  • Gets up-to-date data when the LifecycleOwner restarts due to a configuration change or is restarted from the back stack

This helps to eliminate many pathways for memory leaks, and reduces crashes by avoiding updates to stopped activities.

LiveData can be observed by many listeners, each tied to a lifecycle owner such as a Fragment or Activity.


ViewModel is a helper class that contains UI data for an Activity or Fragment that serves to separate view data ownership from UI controller logic. A ViewModel is retained as long as the scope of its Activity/Fragment is alive, including when the Activity/Fragmentis destroyed and recreated due to a configuration change; This allows ViewModel to make UI data available to the recreated activity or fragment instance.
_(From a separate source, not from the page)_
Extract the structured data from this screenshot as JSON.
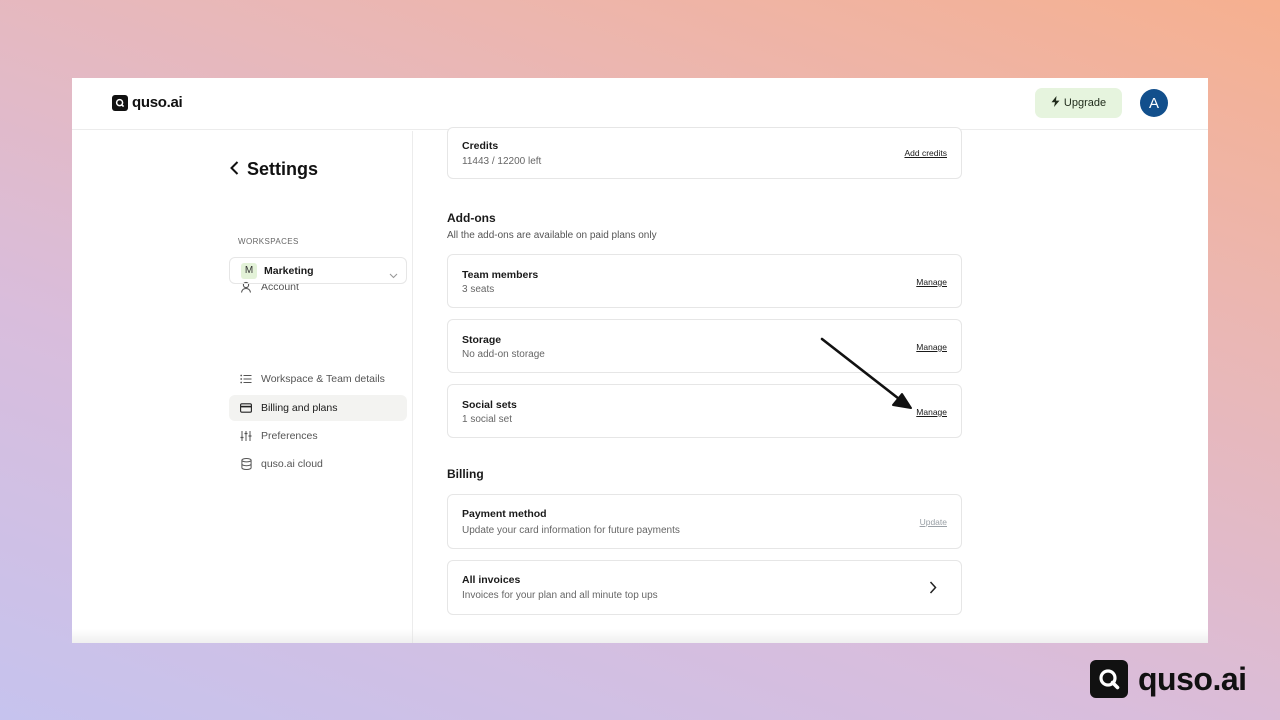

Wrapping UI data stored within the ViewModel with LiveData provides the data an observable lifecycle-aware home. LiveData handles the notification side of things while the ViewModel makes sure that the data is retained appropriately.

Data Persistence

The Android Architecture Components also simplify data persistence with the Room library. Room provides an object-mapping abstraction layer that allows fluent database access while harnessing the full power of SQLite.

The core framework provides built-in support for working with raw SQL content. Although these APIs are powerful, they are fairly low-level and require a great deal of time and effort to use:

  • There is no compile-time verification of raw SQL queries.
  • As your schema changes, you need to update the affected SQL queries manually. This process can be time consuming and error prone.
  • You need to write lots of boilerplate code to convert between SQL queries and Java data objects.

Room takes care of these concerns for you while providing an abstraction layer over SQLite.

Database, Entity, and DAO

There are three major components in Room:

  • Entity represents the data for a single database row, constructed using an annotated Java data object. Each Entity is persisted into its own table.
  • DAO (Data Access Object) defines the methods that access the database, using annotations to bind SQL to each method.
  • Database is a holder class that uses annotations to define the list of entities and database version. The class content defines the list of DAOs. It's also the main access point for the underlying database connection.

To use Room, you annotate the Java data objects you wish to persist as entities, create a database containing these entities, and define a DAO class with the SQL to access and modify the database.

public class User {
    private int uid;
    private String name;
    // Getters and Setters - required for Room
    public int getUid() { return uid; }
    public String getName() { return name; }
    public void setUid(int uid) { this.uid = uid; }
    public void setName(String name) { = name; }

public interface UserDao {
    @Query("SELECT * FROM user")
    List getAll();
    void insertAll(User... users);

@Database(entities = {User.class}, version = 1)
public abstract class AppDatabase extends RoomDatabase {
    public abstract UserDao userDao();

Guide to App Architecture

Architecture Components are designed to be standalone, but they're most effective when they're incorporated into an effective app architecture. Today we're launching a Guide to App Architecture that shows how to build a robust, modular, and testable app using Architecture Components. The Guide has three main goals:

  •  Defining principles that apply to Android app development. 
  • Describing an app architecture that works with those principles. 
  • Showing how to implement that architecture using Architecture Components. 

We recommend all developers who have had to deal with these problems read the Guide; Even if you're happy with your existing app architecture, the Guide will have useful principles and insights.

Just the Beginning 

We're planning to continue being opinionated, and to continue to introduce new Architecture Components to make it easier for Android developers to make informed choices when architecting their applications. We encourage you to try the preview and provide feedback on what we're doing, because we're all in this together to make robust Android app development easier and more fun.

To learn more about Android Architecture, check out: